Stored records
"""

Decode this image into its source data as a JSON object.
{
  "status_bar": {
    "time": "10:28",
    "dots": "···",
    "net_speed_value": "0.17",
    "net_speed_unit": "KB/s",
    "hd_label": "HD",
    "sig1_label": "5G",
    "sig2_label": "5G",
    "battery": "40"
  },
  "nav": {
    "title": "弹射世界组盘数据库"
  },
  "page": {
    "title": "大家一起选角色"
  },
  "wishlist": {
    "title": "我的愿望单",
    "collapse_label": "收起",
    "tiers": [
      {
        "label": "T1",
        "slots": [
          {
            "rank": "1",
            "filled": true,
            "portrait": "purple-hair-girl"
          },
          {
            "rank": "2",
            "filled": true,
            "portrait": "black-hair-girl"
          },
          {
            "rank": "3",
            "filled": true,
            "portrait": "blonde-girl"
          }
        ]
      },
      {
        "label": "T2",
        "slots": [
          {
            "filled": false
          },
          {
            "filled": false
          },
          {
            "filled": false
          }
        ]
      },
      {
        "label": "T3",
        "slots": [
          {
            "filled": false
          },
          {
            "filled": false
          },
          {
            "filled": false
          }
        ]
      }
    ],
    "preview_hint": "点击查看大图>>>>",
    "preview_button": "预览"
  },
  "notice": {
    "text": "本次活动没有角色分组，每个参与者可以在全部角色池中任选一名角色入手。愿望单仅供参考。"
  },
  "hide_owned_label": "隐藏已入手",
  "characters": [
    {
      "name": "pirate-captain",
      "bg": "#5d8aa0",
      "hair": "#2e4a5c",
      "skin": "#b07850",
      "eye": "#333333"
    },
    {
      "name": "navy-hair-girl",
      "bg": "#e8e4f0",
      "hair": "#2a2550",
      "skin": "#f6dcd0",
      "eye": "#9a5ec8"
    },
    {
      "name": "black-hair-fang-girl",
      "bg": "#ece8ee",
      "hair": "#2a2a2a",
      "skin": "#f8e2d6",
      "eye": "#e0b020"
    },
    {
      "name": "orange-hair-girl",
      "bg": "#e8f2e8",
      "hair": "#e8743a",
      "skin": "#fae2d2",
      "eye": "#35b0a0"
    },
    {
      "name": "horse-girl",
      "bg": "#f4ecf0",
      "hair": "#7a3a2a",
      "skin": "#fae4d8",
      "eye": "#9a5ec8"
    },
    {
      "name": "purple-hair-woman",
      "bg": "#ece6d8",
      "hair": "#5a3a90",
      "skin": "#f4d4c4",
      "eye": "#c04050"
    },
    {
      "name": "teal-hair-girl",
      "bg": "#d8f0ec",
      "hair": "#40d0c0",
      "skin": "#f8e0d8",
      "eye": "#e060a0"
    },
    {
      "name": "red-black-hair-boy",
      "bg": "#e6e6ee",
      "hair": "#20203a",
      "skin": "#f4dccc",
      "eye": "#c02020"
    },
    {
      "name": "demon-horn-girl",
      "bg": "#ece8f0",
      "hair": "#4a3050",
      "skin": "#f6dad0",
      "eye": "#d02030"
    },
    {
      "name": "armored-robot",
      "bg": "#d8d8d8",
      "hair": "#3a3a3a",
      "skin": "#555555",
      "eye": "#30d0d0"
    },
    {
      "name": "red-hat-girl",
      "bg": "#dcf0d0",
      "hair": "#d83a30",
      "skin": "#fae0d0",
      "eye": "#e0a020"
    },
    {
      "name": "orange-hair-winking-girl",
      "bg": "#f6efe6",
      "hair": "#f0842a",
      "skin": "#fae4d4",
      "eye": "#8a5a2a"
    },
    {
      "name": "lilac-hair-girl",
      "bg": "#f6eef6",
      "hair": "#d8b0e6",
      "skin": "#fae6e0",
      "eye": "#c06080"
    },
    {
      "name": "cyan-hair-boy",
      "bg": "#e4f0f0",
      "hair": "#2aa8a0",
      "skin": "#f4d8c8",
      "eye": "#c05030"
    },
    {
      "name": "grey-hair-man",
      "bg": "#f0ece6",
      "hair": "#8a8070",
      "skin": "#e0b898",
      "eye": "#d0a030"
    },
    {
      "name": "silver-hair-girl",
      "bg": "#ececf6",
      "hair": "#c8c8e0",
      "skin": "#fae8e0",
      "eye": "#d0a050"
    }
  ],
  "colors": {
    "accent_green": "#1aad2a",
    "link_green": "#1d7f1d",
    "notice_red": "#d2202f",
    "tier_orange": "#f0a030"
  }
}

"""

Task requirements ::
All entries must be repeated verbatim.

Solution ::
Decode this image into its source data as a JSON object.
{
  "status_bar": {
    "time": "10:28",
    "dots": "···",
    "net_speed_value": "0.17",
    "net_speed_unit": "KB/s",
    "hd_label": "HD",
    "sig1_label": "5G",
    "sig2_label": "5G",
    "battery": "40"
  },
  "nav": {
    "title": "弹射世界组盘数据库"
  },
  "page": {
    "title": "大家一起选角色"
  },
  "wishlist": {
    "title": "我的愿望单",
    "collapse_label": "收起",
    "tiers": [
      {
        "label": "T1",
        "slots": [
          {
            "rank": "1",
            "filled": true,
            "portrait": "purple-hair-girl"
          },
          {
            "rank": "2",
            "filled": true,
            "portrait": "black-hair-girl"
          },
          {
            "rank": "3",
            "filled": true,
            "portrait": "blonde-girl"
          }
        ]
      },
      {
        "label": "T2",
        "slots": [
          {
            "filled": false
          },
          {
            "filled": false
          },
          {
            "filled": false
          }
        ]
      },
      {
        "label": "T3",
        "slots": [
          {
            "filled": false
          },
          {
            "filled": false
          },
          {
            "filled": false
          }
        ]
      }
    ],
    "preview_hint": "点击查看大图>>>>",
    "preview_button": "预览"
  },
  "notice": {
    "text": "本次活动没有角色分组，每个参与者可以在全部角色池中任选一名角色入手。愿望单仅供参考。"
  },
  "hide_owned_label": "隐藏已入手",
  "characters": [
    {
      "name": "pirate-captain",
      "bg": "#5d8aa0",
      "hair": "#2e4a5c",
      "skin": "#b07850",
      "eye": "#333333"
    },
    {
      "name": "navy-hair-girl",
      "bg": "#e8e4f0",
      "hair": "#2a2550",
      "skin": "#f6dcd0",
      "eye": "#9a5ec8"
    },
    {
      "name": "black-hair-fang-girl",
      "bg": "#ece8ee",
      "hair": "#2a2a2a",
      "skin": "#f8e2d6",
      "eye": "#e0b020"
    },
    {
      "name": "orange-hair-girl",
      "bg": "#e8f2e8",
      "hair": "#e8743a",
      "skin": "#fae2d2",
      "eye": "#35b0a0"
    },
    {
      "name": "horse-girl",
      "bg": "#f4ecf0",
      "hair": "#7a3a2a",
      "skin": "#fae4d8",
      "eye": "#9a5ec8"
    },
    {
      "name": "purple-hair-woman",
      "bg": "#ece6d8",
      "hair": "#5a3a90",
      "skin": "#f4d4c4",
      "eye": "#c04050"
    },
    {
      "name": "teal-hair-girl",
      "bg": "#d8f0ec",
      "hair": "#40d0c0",
      "skin": "#f8e0d8",
      "eye": "#e060a0"
    },
    {
      "name": "red-black-hair-boy",
      "bg": "#e6e6ee",
      "hair": "#20203a",
      "skin": "#f4dccc",
      "eye": "#c02020"
    },
    {
      "name": "demon-horn-girl",
      "bg": "#ece8f0",
      "hair": "#4a3050",
      "skin": "#f6dad0",
      "eye": "#d02030"
    },
    {
      "name": "armored-robot",
      "bg": "#d8d8d8",
      "hair": "#3a3a3a",
      "skin": "#555555",
      "eye": "#30d0d0"
    },
    {
      "name": "red-hat-girl",
      "bg": "#dcf0d0",
      "hair": "#d83a30",
      "skin": "#fae0d0",
      "eye": "#e0a020"
    },
    {
      "name": "orange-hair-winking-girl",
      "bg": "#f6efe6",
      "hair": "#f0842a",
      "skin": "#fae4d4",
      "eye": "#8a5a2a"
    },
    {
      "name": "lilac-hair-girl",
      "bg": "#f6eef6",
      "hair": "#d8b0e6",
      "skin": "#fae6e0",
      "eye": "#c06080"
    },
    {
      "name": "cyan-hair-boy",
      "bg": "#e4f0f0",
      "hair": "#2aa8a0",
      "skin": "#f4d8c8",
      "eye": "#c05030"
    },
    {
      "name": "grey-hair-man",
      "bg": "#f0ece6",
      "hair": "#8a8070",
      "skin": "#e0b898",
      "eye": "#d0a030"
    },
    {
      "name": "silver-hair-girl",
      "bg": "#ececf6",
      "hair": "#c8c8e0",
      "skin": "#fae8e0",
      "eye": "#d0a050"
    }
  ],
  "colors": {
    "accent_green": "#1aad2a",
    "link_green": "#1d7f1d",
    "notice_red": "#d2202f",
    "tier_orange": "#f0a030"
  }
}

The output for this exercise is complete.